The interpretation and reading of grades elevations are easier if you follow professional excavation and grading standards.
Grading plans are a 3-dimensional representation of a site. They use contour lines to follow the elevations of the site. These lines are usually set with 2-foot elevation changes. A grading plan that has contour lines further apart indicates a gentle slope. Conversely, lines closer together will indicate a steeper slope.
The contour lines shown in dashes indicate the current contours of the site, while the solid lines or bold lines indicate proposed contours.
Another piece of information that is included in a grading program includes “spot elevations,” which indicate the relationship with mean sea level. This information can be crucial in certain areas. This is where existing and proposed values are represented with “x” to indicate existing values and “+”, for the proposed position.
Also, grading plans provide valuable information about trees, property lines, and proposed and existing drainage lines. Other information is also included that is crucial to the grading process, such as underground utilities that must be considered when grading.
What is the cost of a Construction Grading Program?

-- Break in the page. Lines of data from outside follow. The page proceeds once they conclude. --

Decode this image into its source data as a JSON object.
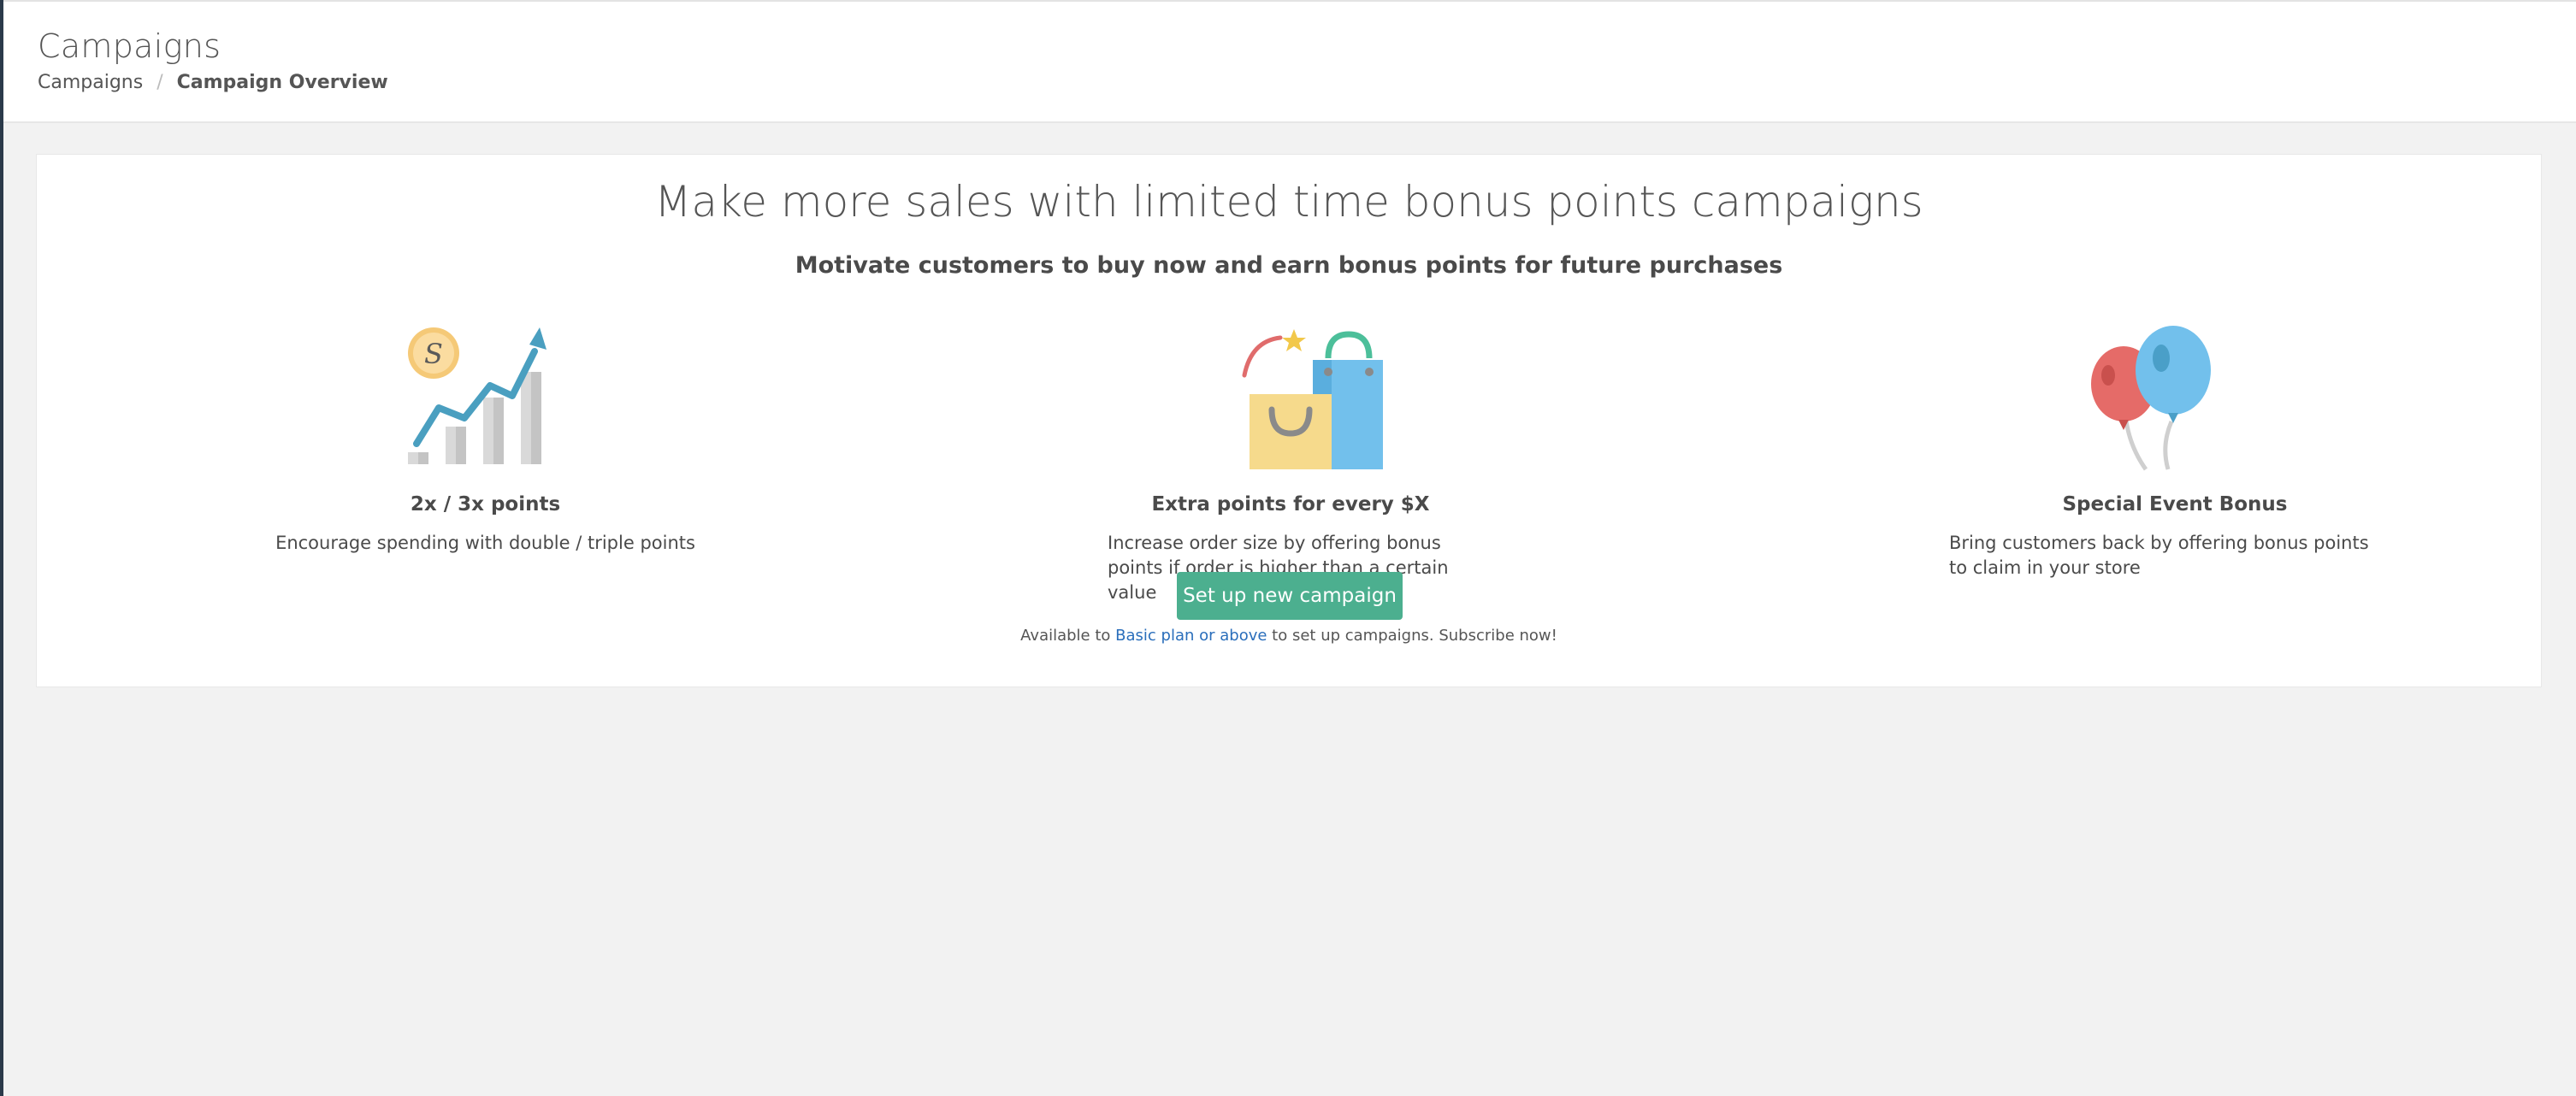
{
  "header": {
    "title": "Campaigns",
    "breadcrumb": {
      "link": "Campaigns",
      "separator": "/",
      "current": "Campaign Overview"
    }
  },
  "hero": {
    "headline": "Make more sales with limited time bonus points campaigns",
    "subheadline": "Motivate customers to buy now and earn bonus points for future purchases"
  },
  "features": [
    {
      "icon": "growth-chart-icon",
      "title": "2x / 3x points",
      "description": "Encourage spending with double / triple points"
    },
    {
      "icon": "shopping-bags-icon",
      "title": "Extra points for every $X",
      "description": "Increase order size by offering bonus points if order is higher than a certain value"
    },
    {
      "icon": "balloons-icon",
      "title": "Special Event Bonus",
      "description": "Bring customers back by offering bonus points to claim in your store"
    }
  ],
  "cta": {
    "button_label": "Set up new campaign",
    "note_prefix": "Available to ",
    "note_link": "Basic plan or above",
    "note_suffix": " to set up campaigns. Subscribe now!"
  },
  "colors": {
    "accent_green": "#4caf8f",
    "link_blue": "#2a6ebb",
    "page_bg": "#f2f2f2"
  }
}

Both excavation and grade require heavy equipment and special skills. A licensed architect or certified civil engineer can create a complete grading plan.
Many municipalities and homeowner bylaws require that detailed grading plans be approved before any work begins, particularly for large projects or those with potential environmental impact.
Costs for construction grading plans will vary depending upon the lot size and scope. Other factors such as drainage requirements, neighboring properties, earth composition, and underground utilities could also play a role.
How to get started with a site-grading plan
A precise grading plan that maximizes the use of existing materials can save money on the actual grading process. It is possible to save money by using soil from an area to fill in other areas, instead of removing them. This allows for less material to move, which saves time and money.
Greenbar Excavation has been providing quality grading services to central Oregon for over ten years. We understand the importance of knowing your project. Greenbar Excavation is a fully licensed, insured, and accredited Excavation company based in Prineville, Oregon. Don’t look any further, go with the company with your best interest in mind! We offer a multitude of services which include:
- Septic pumping
- Drainage Services
- Landscape prep
- Site grading
- Foundation excavation
- Concrete/ prep finish
- Utility trenching
- Septic tank replacement
- Complete septic system replacement